▸ Source material:
[Start of section]

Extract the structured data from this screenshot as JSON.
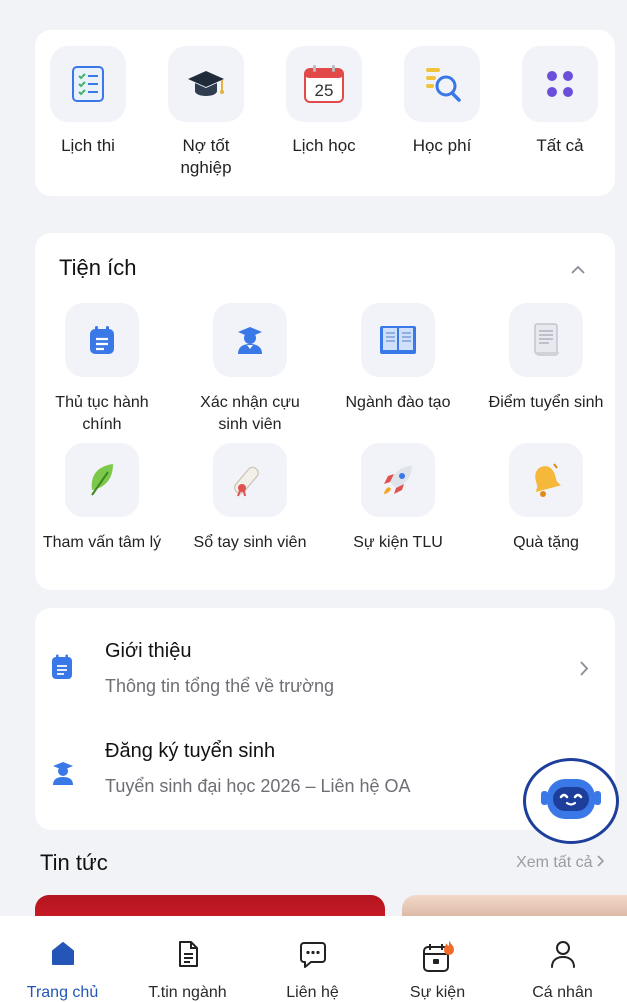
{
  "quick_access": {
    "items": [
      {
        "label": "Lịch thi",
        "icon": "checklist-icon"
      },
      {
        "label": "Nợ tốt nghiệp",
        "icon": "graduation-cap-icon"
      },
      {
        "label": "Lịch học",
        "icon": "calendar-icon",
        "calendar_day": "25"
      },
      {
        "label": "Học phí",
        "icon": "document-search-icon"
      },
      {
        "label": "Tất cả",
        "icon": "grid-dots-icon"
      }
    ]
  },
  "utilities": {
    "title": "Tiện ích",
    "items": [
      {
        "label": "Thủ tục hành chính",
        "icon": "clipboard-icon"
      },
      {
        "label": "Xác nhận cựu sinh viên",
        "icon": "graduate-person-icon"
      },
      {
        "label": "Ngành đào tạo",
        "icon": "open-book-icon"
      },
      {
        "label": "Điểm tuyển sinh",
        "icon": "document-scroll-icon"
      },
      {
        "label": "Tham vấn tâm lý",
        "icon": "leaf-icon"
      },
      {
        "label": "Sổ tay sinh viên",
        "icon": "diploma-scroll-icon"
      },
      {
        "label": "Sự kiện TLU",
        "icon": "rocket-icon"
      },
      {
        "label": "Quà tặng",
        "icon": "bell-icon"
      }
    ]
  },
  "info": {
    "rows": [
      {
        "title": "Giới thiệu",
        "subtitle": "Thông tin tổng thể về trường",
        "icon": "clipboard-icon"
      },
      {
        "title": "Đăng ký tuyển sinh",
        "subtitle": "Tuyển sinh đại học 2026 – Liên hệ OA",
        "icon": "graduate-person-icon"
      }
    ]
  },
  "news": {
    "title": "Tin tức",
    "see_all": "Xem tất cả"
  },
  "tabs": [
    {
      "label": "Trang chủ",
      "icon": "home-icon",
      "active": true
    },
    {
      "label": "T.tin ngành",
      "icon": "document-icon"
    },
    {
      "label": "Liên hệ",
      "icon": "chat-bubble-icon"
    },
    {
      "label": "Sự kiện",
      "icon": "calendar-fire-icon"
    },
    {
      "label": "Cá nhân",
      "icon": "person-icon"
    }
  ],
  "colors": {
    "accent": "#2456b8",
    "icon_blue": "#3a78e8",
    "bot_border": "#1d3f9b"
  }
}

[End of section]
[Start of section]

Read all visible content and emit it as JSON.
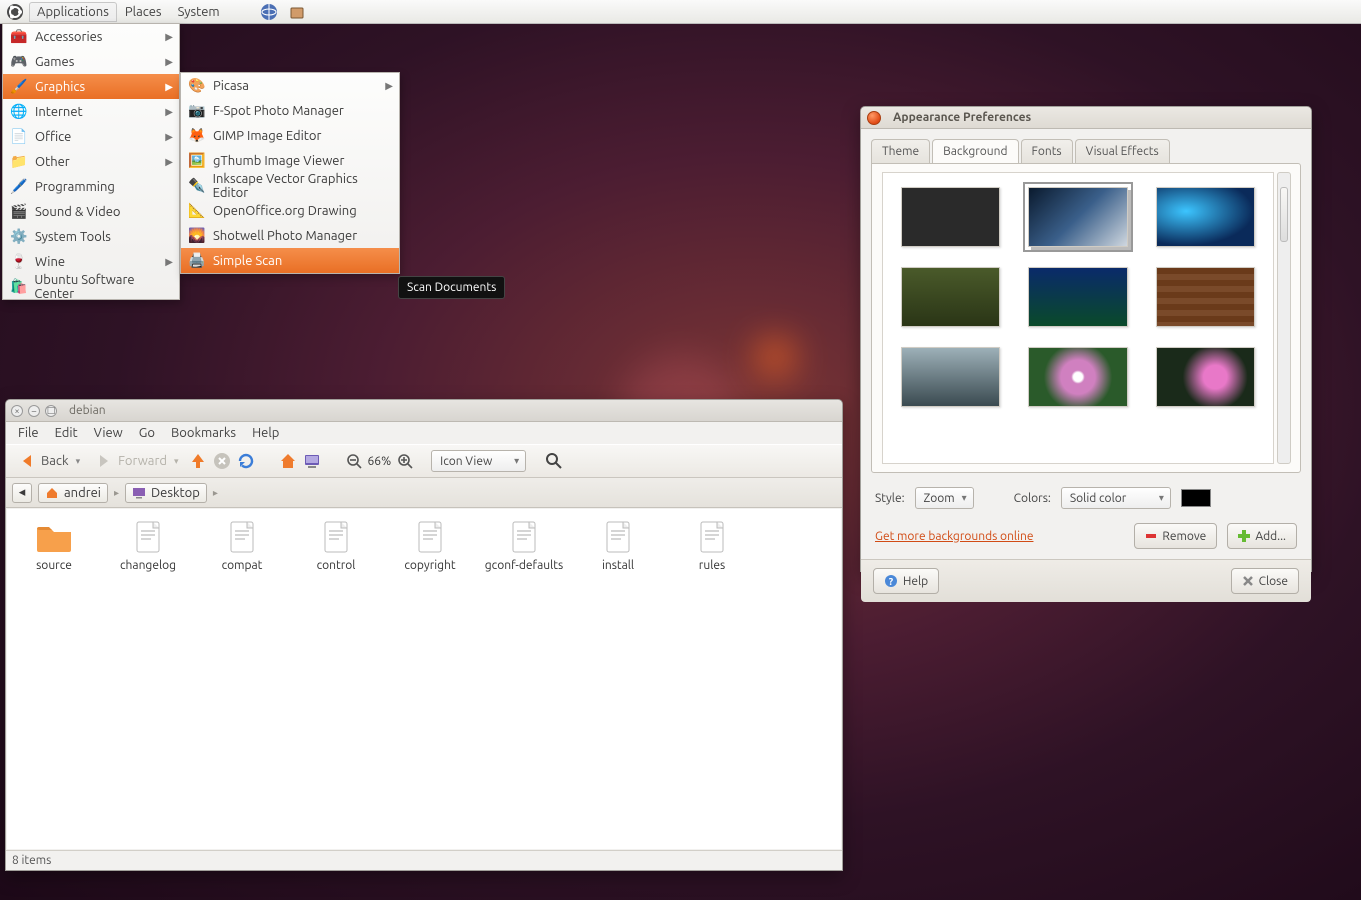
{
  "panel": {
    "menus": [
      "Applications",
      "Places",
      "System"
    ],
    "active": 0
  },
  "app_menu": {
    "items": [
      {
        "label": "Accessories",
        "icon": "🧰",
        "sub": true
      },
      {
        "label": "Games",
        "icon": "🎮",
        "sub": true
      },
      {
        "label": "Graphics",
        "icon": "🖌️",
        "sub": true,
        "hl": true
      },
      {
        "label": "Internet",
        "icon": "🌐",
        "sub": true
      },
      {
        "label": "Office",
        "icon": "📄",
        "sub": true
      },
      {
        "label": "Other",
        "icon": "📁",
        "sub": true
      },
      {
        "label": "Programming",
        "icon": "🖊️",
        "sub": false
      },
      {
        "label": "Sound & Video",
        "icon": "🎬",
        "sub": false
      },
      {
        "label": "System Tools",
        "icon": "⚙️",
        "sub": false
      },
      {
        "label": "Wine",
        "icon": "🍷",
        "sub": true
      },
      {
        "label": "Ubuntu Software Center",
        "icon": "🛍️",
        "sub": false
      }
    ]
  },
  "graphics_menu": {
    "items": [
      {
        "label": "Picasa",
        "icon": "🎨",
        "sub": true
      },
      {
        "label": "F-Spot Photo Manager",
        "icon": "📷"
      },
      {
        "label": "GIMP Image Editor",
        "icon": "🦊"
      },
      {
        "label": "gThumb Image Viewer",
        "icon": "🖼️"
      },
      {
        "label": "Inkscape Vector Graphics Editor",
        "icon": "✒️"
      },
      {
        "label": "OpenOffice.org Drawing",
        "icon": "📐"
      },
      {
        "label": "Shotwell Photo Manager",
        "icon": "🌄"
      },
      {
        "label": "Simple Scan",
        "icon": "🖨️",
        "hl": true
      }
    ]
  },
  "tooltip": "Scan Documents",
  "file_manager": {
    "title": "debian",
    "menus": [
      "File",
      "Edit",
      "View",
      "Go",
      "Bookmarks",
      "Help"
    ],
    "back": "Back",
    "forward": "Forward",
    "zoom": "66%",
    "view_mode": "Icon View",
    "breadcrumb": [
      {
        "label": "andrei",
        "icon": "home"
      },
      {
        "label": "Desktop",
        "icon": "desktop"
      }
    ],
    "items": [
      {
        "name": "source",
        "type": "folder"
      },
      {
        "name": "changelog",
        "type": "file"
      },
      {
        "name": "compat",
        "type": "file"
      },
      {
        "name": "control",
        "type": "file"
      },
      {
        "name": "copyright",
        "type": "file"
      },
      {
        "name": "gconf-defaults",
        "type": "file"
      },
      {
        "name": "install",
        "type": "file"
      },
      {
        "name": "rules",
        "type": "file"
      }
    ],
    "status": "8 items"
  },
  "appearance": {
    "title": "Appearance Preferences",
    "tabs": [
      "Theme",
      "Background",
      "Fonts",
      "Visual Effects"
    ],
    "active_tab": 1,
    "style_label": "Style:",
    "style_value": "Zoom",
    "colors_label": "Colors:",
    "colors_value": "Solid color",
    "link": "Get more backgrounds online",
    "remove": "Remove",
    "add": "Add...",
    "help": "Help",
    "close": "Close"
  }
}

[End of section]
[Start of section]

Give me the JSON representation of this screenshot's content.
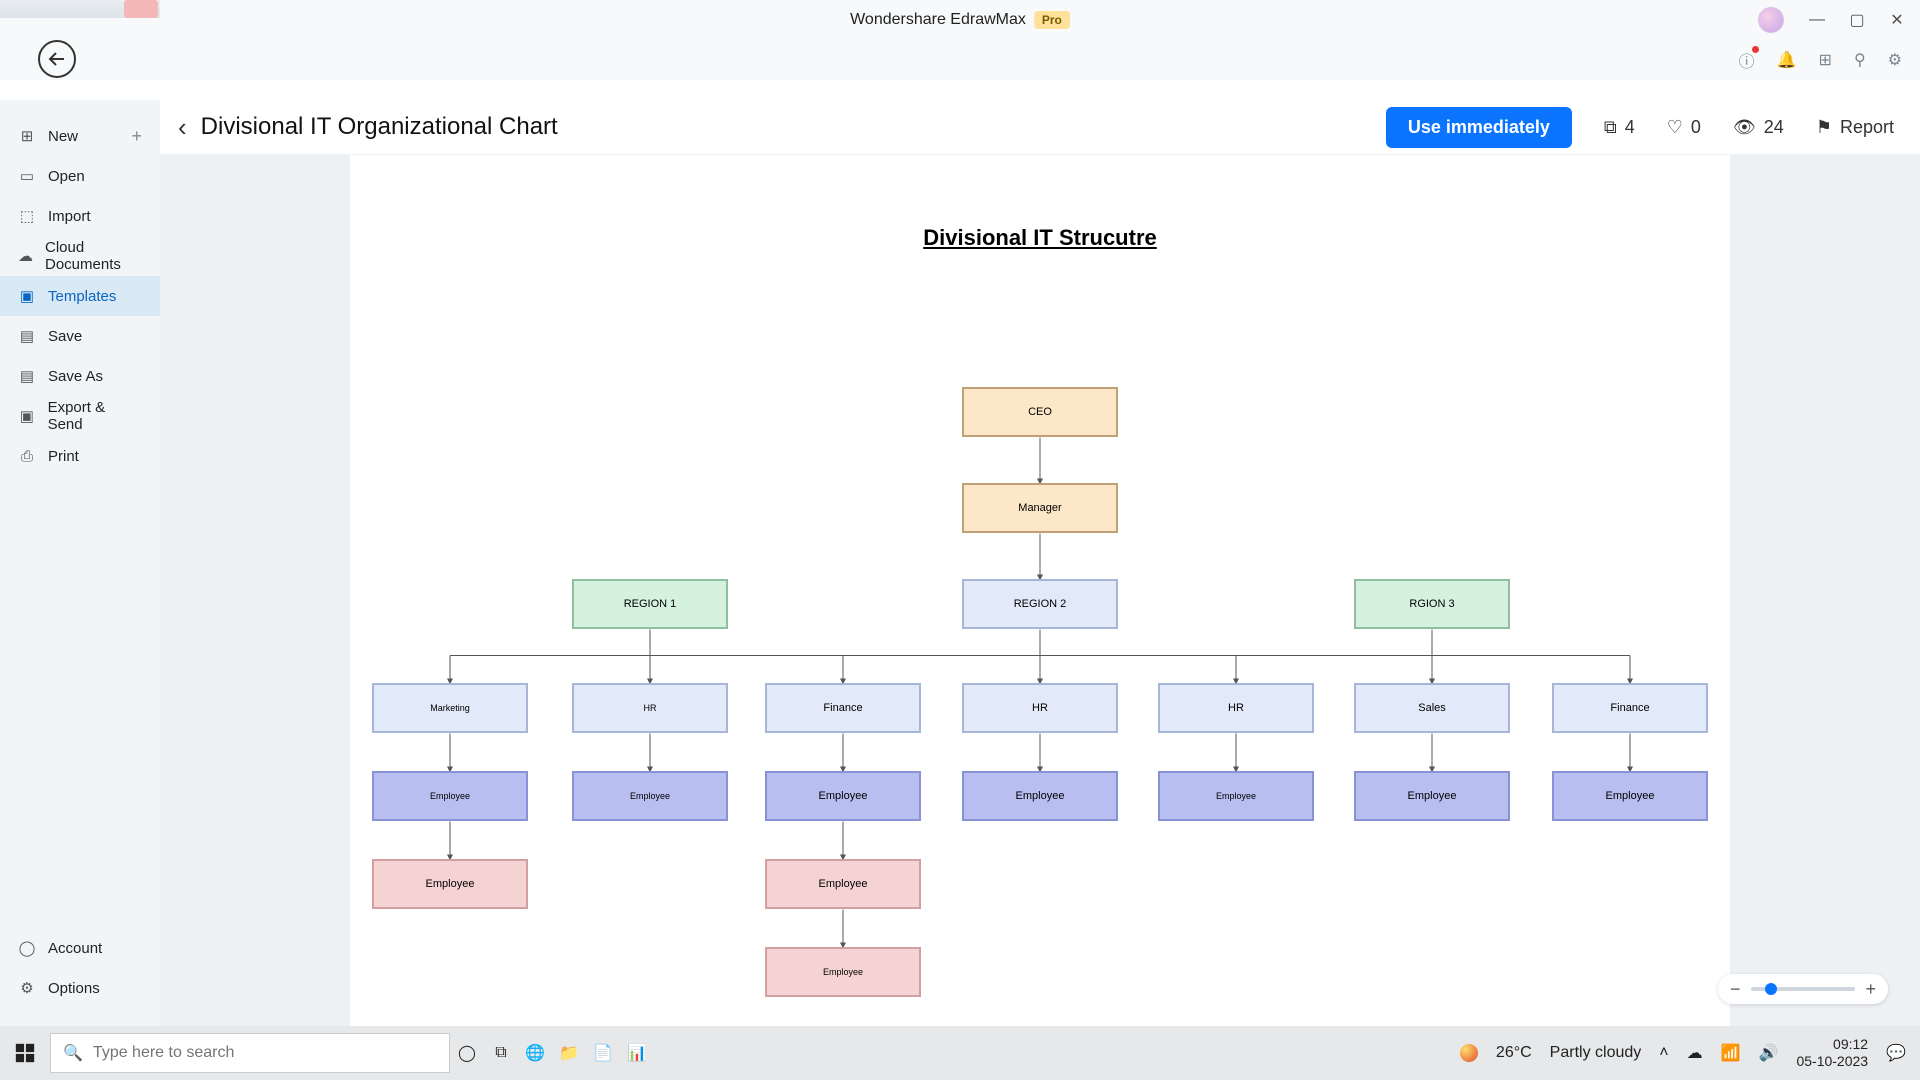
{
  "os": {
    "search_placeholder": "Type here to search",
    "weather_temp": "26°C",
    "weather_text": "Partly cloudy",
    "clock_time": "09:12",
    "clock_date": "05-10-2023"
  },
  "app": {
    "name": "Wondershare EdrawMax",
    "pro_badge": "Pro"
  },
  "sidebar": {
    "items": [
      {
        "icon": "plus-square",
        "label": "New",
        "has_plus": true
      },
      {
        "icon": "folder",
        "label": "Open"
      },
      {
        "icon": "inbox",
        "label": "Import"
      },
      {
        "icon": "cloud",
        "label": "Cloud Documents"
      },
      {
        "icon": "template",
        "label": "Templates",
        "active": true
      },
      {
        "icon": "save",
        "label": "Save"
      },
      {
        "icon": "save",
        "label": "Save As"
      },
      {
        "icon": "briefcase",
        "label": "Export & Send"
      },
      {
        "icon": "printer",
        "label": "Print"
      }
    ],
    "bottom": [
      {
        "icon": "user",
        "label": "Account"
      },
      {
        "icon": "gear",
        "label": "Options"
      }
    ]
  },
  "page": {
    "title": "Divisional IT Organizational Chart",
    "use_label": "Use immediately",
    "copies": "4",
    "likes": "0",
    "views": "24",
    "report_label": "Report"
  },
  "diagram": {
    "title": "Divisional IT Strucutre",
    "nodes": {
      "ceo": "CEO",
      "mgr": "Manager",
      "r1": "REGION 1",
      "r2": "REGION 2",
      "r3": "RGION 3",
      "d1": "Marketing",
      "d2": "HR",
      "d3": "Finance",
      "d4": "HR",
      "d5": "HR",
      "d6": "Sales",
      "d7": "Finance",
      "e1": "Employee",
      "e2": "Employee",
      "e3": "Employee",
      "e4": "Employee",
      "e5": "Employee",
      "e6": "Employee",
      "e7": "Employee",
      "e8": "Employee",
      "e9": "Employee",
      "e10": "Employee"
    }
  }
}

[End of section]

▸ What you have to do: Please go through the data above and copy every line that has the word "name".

▸ Task result:
        "name": "source",
        "name": "changelog",
        "name": "compat",
        "name": "control",
        "name": "copyright",
        "name": "gconf-defaults",
        "name": "install",
        "name": "rules",
    "name": "Wondershare EdrawMax",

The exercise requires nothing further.